■ What you should do: Print the data that follows without changing a single word.

*** Provided entries Section Begins ***

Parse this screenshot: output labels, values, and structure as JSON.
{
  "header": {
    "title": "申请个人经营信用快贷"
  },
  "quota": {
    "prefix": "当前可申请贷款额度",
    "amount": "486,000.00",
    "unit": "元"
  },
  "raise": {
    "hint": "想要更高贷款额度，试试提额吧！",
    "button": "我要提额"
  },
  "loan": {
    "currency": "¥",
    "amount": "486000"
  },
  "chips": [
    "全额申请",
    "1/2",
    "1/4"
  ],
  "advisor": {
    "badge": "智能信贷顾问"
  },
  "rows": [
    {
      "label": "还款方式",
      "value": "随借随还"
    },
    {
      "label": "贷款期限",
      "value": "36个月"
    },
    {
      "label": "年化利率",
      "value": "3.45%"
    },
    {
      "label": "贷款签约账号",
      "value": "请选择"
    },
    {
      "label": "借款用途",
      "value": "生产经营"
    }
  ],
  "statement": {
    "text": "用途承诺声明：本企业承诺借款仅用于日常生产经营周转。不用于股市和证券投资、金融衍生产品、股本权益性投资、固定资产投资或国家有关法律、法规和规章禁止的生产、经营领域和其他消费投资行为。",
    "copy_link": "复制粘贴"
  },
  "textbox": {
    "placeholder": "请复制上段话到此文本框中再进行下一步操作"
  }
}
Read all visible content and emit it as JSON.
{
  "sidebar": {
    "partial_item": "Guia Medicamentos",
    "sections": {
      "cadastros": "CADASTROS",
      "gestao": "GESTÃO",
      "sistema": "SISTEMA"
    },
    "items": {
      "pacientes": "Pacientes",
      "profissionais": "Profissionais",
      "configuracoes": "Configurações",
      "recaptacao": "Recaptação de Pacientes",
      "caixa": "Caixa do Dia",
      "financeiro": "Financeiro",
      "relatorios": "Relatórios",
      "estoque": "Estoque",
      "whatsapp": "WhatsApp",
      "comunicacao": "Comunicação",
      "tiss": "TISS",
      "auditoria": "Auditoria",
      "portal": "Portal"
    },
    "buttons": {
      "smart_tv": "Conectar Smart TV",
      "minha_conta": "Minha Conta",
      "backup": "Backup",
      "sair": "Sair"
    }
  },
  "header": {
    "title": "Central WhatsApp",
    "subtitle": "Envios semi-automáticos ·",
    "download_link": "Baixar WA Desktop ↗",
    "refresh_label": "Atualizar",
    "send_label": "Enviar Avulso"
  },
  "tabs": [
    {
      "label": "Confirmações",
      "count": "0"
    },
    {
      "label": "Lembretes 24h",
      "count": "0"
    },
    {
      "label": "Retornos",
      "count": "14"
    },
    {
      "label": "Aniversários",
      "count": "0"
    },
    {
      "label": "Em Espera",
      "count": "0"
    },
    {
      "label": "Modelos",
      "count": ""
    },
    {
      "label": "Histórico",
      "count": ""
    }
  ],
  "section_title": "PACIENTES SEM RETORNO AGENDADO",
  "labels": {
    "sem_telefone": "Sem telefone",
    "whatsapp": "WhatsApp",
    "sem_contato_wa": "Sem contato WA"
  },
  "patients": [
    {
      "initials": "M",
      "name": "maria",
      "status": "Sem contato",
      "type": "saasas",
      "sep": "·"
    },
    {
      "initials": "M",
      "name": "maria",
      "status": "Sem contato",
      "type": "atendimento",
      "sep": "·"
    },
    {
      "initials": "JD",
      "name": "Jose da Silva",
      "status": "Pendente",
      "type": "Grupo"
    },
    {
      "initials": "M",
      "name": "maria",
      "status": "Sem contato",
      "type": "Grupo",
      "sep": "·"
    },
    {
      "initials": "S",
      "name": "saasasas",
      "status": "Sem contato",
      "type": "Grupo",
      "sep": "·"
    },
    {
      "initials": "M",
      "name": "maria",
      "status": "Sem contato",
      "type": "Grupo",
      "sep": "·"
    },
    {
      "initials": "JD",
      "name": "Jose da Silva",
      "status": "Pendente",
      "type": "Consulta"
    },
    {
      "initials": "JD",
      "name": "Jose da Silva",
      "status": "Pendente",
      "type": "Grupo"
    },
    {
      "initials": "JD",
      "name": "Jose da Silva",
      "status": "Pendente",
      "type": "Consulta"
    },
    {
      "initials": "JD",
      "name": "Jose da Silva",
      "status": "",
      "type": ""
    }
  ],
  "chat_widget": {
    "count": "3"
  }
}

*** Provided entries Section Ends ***

■ Solution below:
Parse this screenshot: output labels, values, and structure as JSON.
{
  "header": {
    "title": "申请个人经营信用快贷"
  },
  "quota": {
    "prefix": "当前可申请贷款额度",
    "amount": "486,000.00",
    "unit": "元"
  },
  "raise": {
    "hint": "想要更高贷款额度，试试提额吧！",
    "button": "我要提额"
  },
  "loan": {
    "currency": "¥",
    "amount": "486000"
  },
  "chips": [
    "全额申请",
    "1/2",
    "1/4"
  ],
  "advisor": {
    "badge": "智能信贷顾问"
  },
  "rows": [
    {
      "label": "还款方式",
      "value": "随借随还"
    },
    {
      "label": "贷款期限",
      "value": "36个月"
    },
    {
      "label": "年化利率",
      "value": "3.45%"
    },
    {
      "label": "贷款签约账号",
      "value": "请选择"
    },
    {
      "label": "借款用途",
      "value": "生产经营"
    }
  ],
  "statement": {
    "text": "用途承诺声明：本企业承诺借款仅用于日常生产经营周转。不用于股市和证券投资、金融衍生产品、股本权益性投资、固定资产投资或国家有关法律、法规和规章禁止的生产、经营领域和其他消费投资行为。",
    "copy_link": "复制粘贴"
  },
  "textbox": {
    "placeholder": "请复制上段话到此文本框中再进行下一步操作"
  }
}
Read all visible content and emit it as JSON.
{
  "sidebar": {
    "partial_item": "Guia Medicamentos",
    "sections": {
      "cadastros": "CADASTROS",
      "gestao": "GESTÃO",
      "sistema": "SISTEMA"
    },
    "items": {
      "pacientes": "Pacientes",
      "profissionais": "Profissionais",
      "configuracoes": "Configurações",
      "recaptacao": "Recaptação de Pacientes",
      "caixa": "Caixa do Dia",
      "financeiro": "Financeiro",
      "relatorios": "Relatórios",
      "estoque": "Estoque",
      "whatsapp": "WhatsApp",
      "comunicacao": "Comunicação",
      "tiss": "TISS",
      "auditoria": "Auditoria",
      "portal": "Portal"
    },
    "buttons": {
      "smart_tv": "Conectar Smart TV",
      "minha_conta": "Minha Conta",
      "backup": "Backup",
      "sair": "Sair"
    }
  },
  "header": {
    "title": "Central WhatsApp",
    "subtitle": "Envios semi-automáticos ·",
    "download_link": "Baixar WA Desktop ↗",
    "refresh_label": "Atualizar",
    "send_label": "Enviar Avulso"
  },
  "tabs": [
    {
      "label": "Confirmações",
      "count": "0"
    },
    {
      "label": "Lembretes 24h",
      "count": "0"
    },
    {
      "label": "Retornos",
      "count": "14"
    },
    {
      "label": "Aniversários",
      "count": "0"
    },
    {
      "label": "Em Espera",
      "count": "0"
    },
    {
      "label": "Modelos",
      "count": ""
    },
    {
      "label": "Histórico",
      "count": ""
    }
  ],
  "section_title": "PACIENTES SEM RETORNO AGENDADO",
  "labels": {
    "sem_telefone": "Sem telefone",
    "whatsapp": "WhatsApp",
    "sem_contato_wa": "Sem contato WA"
  },
  "patients": [
    {
      "initials": "M",
      "name": "maria",
      "status": "Sem contato",
      "type": "saasas",
      "sep": "·"
    },
    {
      "initials": "M",
      "name": "maria",
      "status": "Sem contato",
      "type": "atendimento",
      "sep": "·"
    },
    {
      "initials": "JD",
      "name": "Jose da Silva",
      "status": "Pendente",
      "type": "Grupo"
    },
    {
      "initials": "M",
      "name": "maria",
      "status": "Sem contato",
      "type": "Grupo",
      "sep": "·"
    },
    {
      "initials": "S",
      "name": "saasasas",
      "status": "Sem contato",
      "type": "Grupo",
      "sep": "·"
    },
    {
      "initials": "M",
      "name": "maria",
      "status": "Sem contato",
      "type": "Grupo",
      "sep": "·"
    },
    {
      "initials": "JD",
      "name": "Jose da Silva",
      "status": "Pendente",
      "type": "Consulta"
    },
    {
      "initials": "JD",
      "name": "Jose da Silva",
      "status": "Pendente",
      "type": "Grupo"
    },
    {
      "initials": "JD",
      "name": "Jose da Silva",
      "status": "Pendente",
      "type": "Consulta"
    },
    {
      "initials": "JD",
      "name": "Jose da Silva",
      "status": "",
      "type": ""
    }
  ],
  "chat_widget": {
    "count": "3"
  }
}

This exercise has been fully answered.